But it turns out Walker is a climber. As she replied to a thread on the NZAC Facebook page: “I am not a dickhead, I am a member of your organisation for the last 18 months and have done about two courses, and have two pairs of crampons…. So hello people, I belong to your group, and I was pissed off I hired faulty gear.”
I personally recall discussing with a male friend my desire to do the Ruapehu Round-the-Mountain Track solo. He told me flat out, “You can’t do it – you’ll never make it. There’s no way you can carry everything you need and still be able to finish the tramp.”
I got stubborn and did it anyway. Paranoid that I was indeed as useless as he said, I gave myself five days to complete it but did it in three.
I’ve since tried to stop underestimating myself and just go for it. Part of this is doing more solo trips. And I’ve noticed that while it’s ‘normal’ for a guy to go tramping solo, the sight of a female tramper on her own can send people into paroxysms of fear – they immediately go into ‘emergency’ mode on your behalf, as if something’s gone terribly wrong. A solo female tramper is still outside the boundaries of what people think is acceptable.
Many women in my survey agreed that, socialised to do so, we do underestimate ourselves – just like the woman in my ski club who was too scared to drive up the mountain road.
Said one: “The tendency for women to underestimate themselves can have some positives. In my experience, there is a tendency towards women being more meticulous and careful as a result of slightly lower self confidence. On the bad side, women can be prone to underestimating their abilities. This can lead to them not pushing themselves as much, and therefore they don’t get as much experience in the hills.”
Many women told me they wanted to find other women to tramp or climb with, but had found it hard to do so. They found women to be encouraging rather than questioning or patronising, and they enjoyed feeling like they could simultaneously ‘keep up’ with the pace and push their boundaries.

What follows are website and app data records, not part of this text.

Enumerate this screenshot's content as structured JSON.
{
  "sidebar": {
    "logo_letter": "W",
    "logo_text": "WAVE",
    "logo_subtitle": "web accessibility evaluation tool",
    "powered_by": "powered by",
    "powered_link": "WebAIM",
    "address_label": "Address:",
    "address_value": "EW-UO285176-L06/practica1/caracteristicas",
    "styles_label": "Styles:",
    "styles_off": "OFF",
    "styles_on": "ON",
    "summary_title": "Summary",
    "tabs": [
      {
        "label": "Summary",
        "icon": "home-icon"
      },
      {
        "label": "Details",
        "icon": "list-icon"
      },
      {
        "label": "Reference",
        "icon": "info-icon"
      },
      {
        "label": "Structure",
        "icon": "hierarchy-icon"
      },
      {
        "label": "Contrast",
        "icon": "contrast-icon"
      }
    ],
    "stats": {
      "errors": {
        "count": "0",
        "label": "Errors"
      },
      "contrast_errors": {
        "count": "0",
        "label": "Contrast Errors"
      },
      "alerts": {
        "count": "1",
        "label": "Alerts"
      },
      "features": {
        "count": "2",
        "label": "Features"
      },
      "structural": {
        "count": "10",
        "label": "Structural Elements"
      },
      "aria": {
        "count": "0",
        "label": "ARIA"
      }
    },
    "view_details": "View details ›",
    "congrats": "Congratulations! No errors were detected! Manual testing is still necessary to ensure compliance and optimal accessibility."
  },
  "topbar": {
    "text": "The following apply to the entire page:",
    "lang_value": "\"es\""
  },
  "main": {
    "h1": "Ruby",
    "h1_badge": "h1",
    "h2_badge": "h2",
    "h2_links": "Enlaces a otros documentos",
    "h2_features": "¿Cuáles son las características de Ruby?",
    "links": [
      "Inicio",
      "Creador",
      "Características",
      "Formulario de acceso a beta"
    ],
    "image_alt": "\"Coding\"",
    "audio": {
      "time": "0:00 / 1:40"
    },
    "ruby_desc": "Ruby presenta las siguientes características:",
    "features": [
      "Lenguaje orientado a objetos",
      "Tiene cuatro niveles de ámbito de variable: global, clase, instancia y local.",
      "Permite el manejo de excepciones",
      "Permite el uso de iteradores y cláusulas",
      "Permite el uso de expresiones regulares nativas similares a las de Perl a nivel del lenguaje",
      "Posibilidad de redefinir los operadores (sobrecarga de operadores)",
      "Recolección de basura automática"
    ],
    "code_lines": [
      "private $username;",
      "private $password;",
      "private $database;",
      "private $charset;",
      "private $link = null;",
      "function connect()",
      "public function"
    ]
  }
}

“Other women are generally the biggest source of support for the aspirant female tramper and climber,” said one respondent. “This is probably the best way for women to get better. I think it’s really important for women to stick together and support each other.
“In general, society does not place the same emphasis on women to attain physical achievements. There’s more of an emphasis on things like relationship status and clothing as markers of personal identity for women – meaning that the standard is set lower, and the incentives for achievement are subtly undermined.”
Many women had wonderful things to say about their male cohorts. One of my favourite tramping buddies, Mike, is fantastic in his approach to equality and is also one of the few people I can spend eight days in the wilderness with without wanting to kill him.
“Non-sexist men are great,” said one woman. “Because they will revel in the achievements of their female friends and treat women as equals.”
So what is the way forward?
“The outdoors is a great equaliser,” said one climber and trail runner. “There are many amazing female climbers and trampers who achieve the same things that men do. My advice to any woman who experiences this sort of thing is to use it to spur herself on and to not get discouraged.”
Says another: “I strongly encourage women to climb with other women, to organise your own trips, to buy your own gear, to encourage yourself, and your female friends, to aim high, keep pushing yourself, build your social network and supporters.
“And remember to out-climb that person. If someone cuts you down or underestimates you, success is the best revenge.”